New SDNY Decision on Administrative Priority for Executory Contracts
To encourage parties to transact with debtors in bankruptcy, the Bankruptcy Code in corporate bankruptcies provides highest priority to “administrative expenses,” which include “the actual, necessary costs and expenses of preserving the estate.” 11 U.S.C. § 503(b); id. § 507(a)(2). Section 365 of the Bankruptcy Code permits the assumption or rejection of any executory contract—a contract in which the parties have ongoing duties of performance to each other when a bankruptcy case is filed—and provides that if the debtor rejects the contract, such rejection is treated as a breach occurring “immediately before the date of the filing of the petition.” 11 U.S.C. § 365. Because section 365 treats liability from such a breach as arising pre-petition, it is not treated as an administrative expense and is usually a general unsecured claim. The combination of these provisions therefore raises a question: what happens if there is an ongoing executory contract which, during the bankruptcy case, potentially provides benefits to the estate, but then is rejected by the debtor? Does liability for breach in this circumstance have administrative priority? This question was addressed in Finance of America LLC v. Mortgage Winddown LLC (In re Ditech Holding Corp.), 21-cv-10038 (LAK), 2022 U.S. Dist. LEXIS 172793 (S.D.N.Y. Sept. 23, 2022).
Finance of America Revenue LLC (“FoA”) is a reverse mortgage lender. It retained Reverse Mortgage Solutions, Inc. (“RMS”), a mortgage servicer, to subservice certain loans, under the terms of three agreements. The first agreement was entered in March 2011, and expired on March 19, 2018, but the parties executed a series of successive extension agreements, extending it through March 31, 2019. The other two agreements gave FoA a monthly renewal option, which it exercised through February 2019, for the second agreement and through September 2019 for the third agreement. RMS filed a chapter 11 petition on February 11, 2019. After the petition was filed, FoA and RMS entered into several more extensions of the March 2011 agreement, the last of which expired on September 30, 2019, when RMS’s chapter 11 plan of reorganization took effect.
On November 11, 2019, FoA filed a proof of claim seeking administrative expense priority for damages allegedly resulting from RM’s breaches of the agreements between the date of RMS’s bankruptcy petition and the date the plan became effective. The plan administrator filed an objection, and the bankruptcy court granted the objection, finding that the post-petition extensions were not new contracts as a matter of New York law, claims based on rejected pre-petition contracts arise pre-petition, and the alleged breaches at issue were within FoA’s “fair contemplation” at the time of the contracts. FoA appealed.

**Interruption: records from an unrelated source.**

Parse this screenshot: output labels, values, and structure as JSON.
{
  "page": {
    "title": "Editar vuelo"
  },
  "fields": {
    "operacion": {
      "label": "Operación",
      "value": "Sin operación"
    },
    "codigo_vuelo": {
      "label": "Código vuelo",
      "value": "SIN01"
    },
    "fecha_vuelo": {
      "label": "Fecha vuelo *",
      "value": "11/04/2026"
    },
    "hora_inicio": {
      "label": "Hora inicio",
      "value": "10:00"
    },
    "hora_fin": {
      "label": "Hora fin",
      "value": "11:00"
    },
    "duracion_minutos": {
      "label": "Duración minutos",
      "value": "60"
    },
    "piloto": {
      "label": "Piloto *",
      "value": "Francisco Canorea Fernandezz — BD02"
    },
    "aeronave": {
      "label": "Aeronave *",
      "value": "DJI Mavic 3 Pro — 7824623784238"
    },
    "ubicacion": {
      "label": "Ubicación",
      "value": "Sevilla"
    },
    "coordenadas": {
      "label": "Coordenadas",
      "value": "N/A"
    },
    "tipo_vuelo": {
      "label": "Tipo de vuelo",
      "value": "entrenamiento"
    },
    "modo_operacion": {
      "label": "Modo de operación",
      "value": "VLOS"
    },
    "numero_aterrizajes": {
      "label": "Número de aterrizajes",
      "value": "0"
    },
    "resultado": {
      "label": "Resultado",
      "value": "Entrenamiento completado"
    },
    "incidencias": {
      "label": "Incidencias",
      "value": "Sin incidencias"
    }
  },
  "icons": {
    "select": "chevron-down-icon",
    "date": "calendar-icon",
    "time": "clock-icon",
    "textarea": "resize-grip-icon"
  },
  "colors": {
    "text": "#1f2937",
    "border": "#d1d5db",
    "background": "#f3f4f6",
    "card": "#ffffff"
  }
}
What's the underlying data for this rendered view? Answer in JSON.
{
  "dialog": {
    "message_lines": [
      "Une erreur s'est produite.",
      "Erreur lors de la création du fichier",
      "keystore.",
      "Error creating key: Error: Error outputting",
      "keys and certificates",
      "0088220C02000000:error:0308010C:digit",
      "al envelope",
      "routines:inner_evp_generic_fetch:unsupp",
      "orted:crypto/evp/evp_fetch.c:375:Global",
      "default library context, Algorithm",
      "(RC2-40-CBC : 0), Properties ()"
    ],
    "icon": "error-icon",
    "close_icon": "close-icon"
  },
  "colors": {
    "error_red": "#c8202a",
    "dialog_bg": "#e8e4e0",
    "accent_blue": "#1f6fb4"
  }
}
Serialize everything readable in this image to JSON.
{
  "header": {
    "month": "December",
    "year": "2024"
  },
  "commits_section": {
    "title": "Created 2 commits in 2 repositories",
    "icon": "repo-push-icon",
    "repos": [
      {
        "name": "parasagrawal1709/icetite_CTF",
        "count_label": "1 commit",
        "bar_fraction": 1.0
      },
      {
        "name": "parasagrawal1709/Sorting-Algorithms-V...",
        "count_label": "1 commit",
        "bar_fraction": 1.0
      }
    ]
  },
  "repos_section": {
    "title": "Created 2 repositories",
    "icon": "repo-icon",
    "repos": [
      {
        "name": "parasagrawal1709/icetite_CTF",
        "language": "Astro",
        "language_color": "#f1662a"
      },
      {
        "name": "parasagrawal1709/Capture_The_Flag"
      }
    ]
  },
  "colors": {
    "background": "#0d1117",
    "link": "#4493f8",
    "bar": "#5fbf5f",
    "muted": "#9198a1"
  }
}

The district court vacated the bankruptcy court’s ruling. First, the district court rejected the bankruptcy court’s reliance on state law to determine whether the extensions were new contracts. The district court held that when the claim arose was governed by federal law, and the appropriate federal-law test was whether the breaches were within the parties’ “fair contemplation” when they entered the underlying subservicing agreements. Second, the district court held that as to the first agreement, the risk of breaches after April 1, 2019 was not within the fair contemplation of the parties at the time of contract, because the performance obligations under the first agreement would have expired on March 31, 2019 were it not for the post-petition extensions. The court reasoned that excluding claims for breaches after April 1, 2019 would contravene the purpose of section 503(b), because it would remove the incentive for a debtor’s counterparties to extend a contract benefitting the estate after a bankruptcy petition is filed. As such, the court held that FoA’s breach of contract claims for breach of the first agreement were eligible for administrative priority to the extent they constitute “actual, necessary costs and expenses of preserving the estate.”
The court applied a different analysis to the second and third agreements, which were not extended by mutual agreement but by the exercise of FoA’s unilateral rights under the agreements. As to these, the court held that it was foreseeable at the time of contracting that FoA could extend RMS’s obligations through the post-petition period, so FoA’s breach of contract claims under these two agreements were not eligible for administrative priority. However, the court further held that FoA’s quasi-contract claims may be eligible for such administrative priority, relying on a line of cases holding that administrative priority is available for claims arising from a debtor’s election to receive a claimant’s goods or services under a contract post-petition. The court clarified that in light of the general principle that statutory priorities in bankruptcy are narrowly construed, for administrative priority to be available the claimant must be induced to provide a benefit it would not otherwise have provided; mere receipt of benefits is insufficient. The court left it to the bankruptcy court on remand to determine whether any of FoA’s claims have administrative priority under this standard.